The lack of adequate sources of potable water in the Eastern region town of Kplandey will soon be a thing of the past following the on-going works on the provision of two mechanized boreholes under the Facilitated Collective Action Process (FCAP), a partnership between the Fanteakwa South District Assembly and Advocates for Community Alternatives (ACA), a Non-profit-making organization.
Now, the boreholes have successfully been drilled while pumping machines have also been installed.
“We are now left with the erection of pillars so we can place tanks on them. I’m so happy about the speed with which construction works are progressing and I’m sure that the projects will be complete and put to use by the end of the second quarter of this year”, said Mr. Joseph Teye, Chairman of Kplandey FCAP Implementation Committee.
It is expected that after the pillars are erected and tanks are mounted on them, they will be connected to electricity to enable the pumps supply water into the tanks. Also, a management committee would be constituted to ensure the maintenance and effective management of the facilities before they are finally put to use.
“Residents currently depend on a manual borehole and some nearby streams for water supply and so when the project is complete, it will bring a great relieve to us, especially women and children because they would no longer have to walk long distances in search of water.”

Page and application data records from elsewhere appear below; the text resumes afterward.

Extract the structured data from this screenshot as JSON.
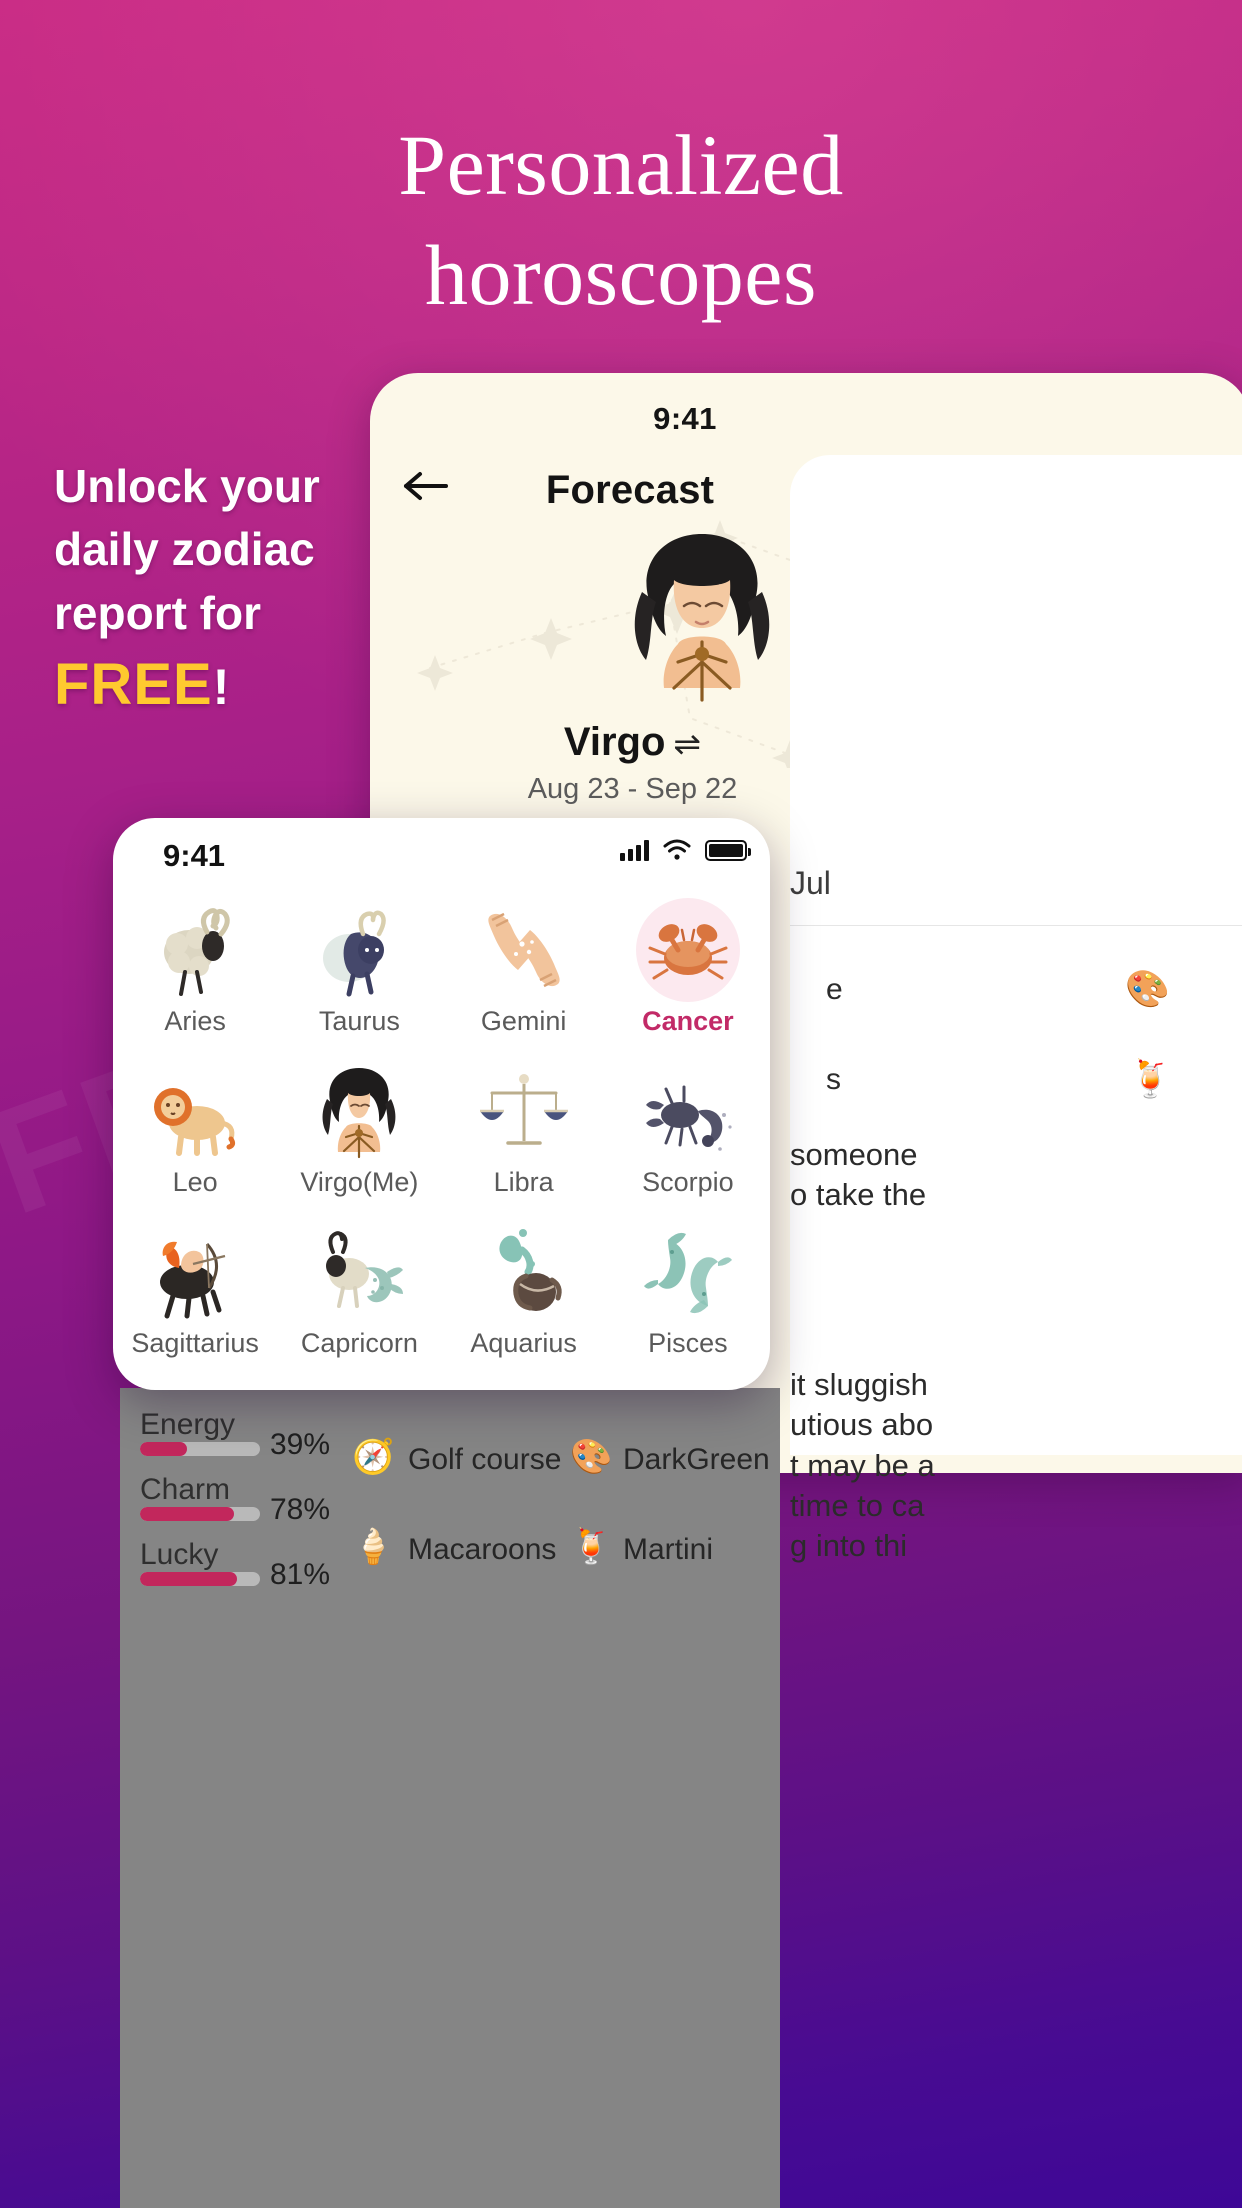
{
  "background": {
    "gradient_top": "#C82A84",
    "gradient_bottom": "#3E0796",
    "watermark_text": "FREE"
  },
  "headline": {
    "line1": "Personalized",
    "line2": "horoscopes"
  },
  "promo": {
    "line1": "Unlock your",
    "line2": "daily zodiac",
    "line3": "report for",
    "free": "FREE",
    "bang": "!",
    "free_color": "#FFC92F"
  },
  "forecast_card": {
    "status_time": "9:41",
    "back_icon": "arrow-left-icon",
    "title": "Forecast",
    "sign_art": "virgo-maiden-illustration",
    "sign_name": "Virgo",
    "sign_swap_icon": "⇌",
    "date_range": "Aug 23 - Sep 22",
    "month": "Jul",
    "chips": [
      {
        "icon": "palette-icon",
        "glyph": "🎨",
        "text": "e"
      },
      {
        "icon": "cocktail-icon",
        "glyph": "🍹",
        "text": "s"
      }
    ],
    "body_line1": "someone",
    "body_line2": "o take the",
    "body_line3": "it sluggish",
    "body_line4": "utious abo",
    "body_line5": "t may be a",
    "body_line6": "time to ca",
    "body_line7": "g into thi"
  },
  "stats_panel": {
    "rows": [
      {
        "label": "Energy",
        "percent": "39%",
        "value": 39
      },
      {
        "label": "Charm",
        "percent": "78%",
        "value": 78
      },
      {
        "label": "Lucky",
        "percent": "81%",
        "value": 81
      }
    ],
    "bar_color": "#C2275C",
    "recommendations": [
      {
        "icon": "compass-icon",
        "glyph": "🧭",
        "text": "Golf course"
      },
      {
        "icon": "palette-icon",
        "glyph": "🎨",
        "text": "DarkGreen"
      },
      {
        "icon": "icecream-icon",
        "glyph": "🍦",
        "text": "Macaroons"
      },
      {
        "icon": "cocktail-icon",
        "glyph": "🍹",
        "text": "Martini"
      }
    ]
  },
  "zodiac_card": {
    "status_time": "9:41",
    "status_icons": [
      "signal-bars-icon",
      "wifi-icon",
      "battery-icon"
    ],
    "active_sign": "Cancer",
    "active_color": "#C22A67",
    "signs": [
      {
        "label": "Aries",
        "art": "ram-illustration"
      },
      {
        "label": "Taurus",
        "art": "bull-illustration"
      },
      {
        "label": "Gemini",
        "art": "twin-hands-illustration"
      },
      {
        "label": "Cancer",
        "art": "crab-illustration"
      },
      {
        "label": "Leo",
        "art": "lion-illustration"
      },
      {
        "label": "Virgo(Me)",
        "art": "maiden-illustration"
      },
      {
        "label": "Libra",
        "art": "scales-illustration"
      },
      {
        "label": "Scorpio",
        "art": "scorpion-illustration"
      },
      {
        "label": "Sagittarius",
        "art": "centaur-archer-illustration"
      },
      {
        "label": "Capricorn",
        "art": "sea-goat-illustration"
      },
      {
        "label": "Aquarius",
        "art": "water-bearer-illustration"
      },
      {
        "label": "Pisces",
        "art": "two-fish-illustration"
      }
    ]
  }
}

With a $9,000 microgrant, the community members are drilling two boreholes at vantage points in the town in partnership with ACA and the Abuakwa South Municipal Assembly. The community has so far spent approximately $5,000 of its microgrant to reach this far.
Sustainable Development Goal 6 is about “clean water and sanitation for all.” It is one of the 17 Sustainable Development Goals established by the United Nations General Assembly in 2023. According to the United Nations, the goal is to: “Ensure availability and sustainable management of water and sanitation for all.
Safe and readily available water is important for public health, whether it is used for drinking, domestic use, food production or recreational purposes. Improved water supply and sanitation, and better management of water resources, can boost countries’ economic growth and can contribute greatly to poverty reduction.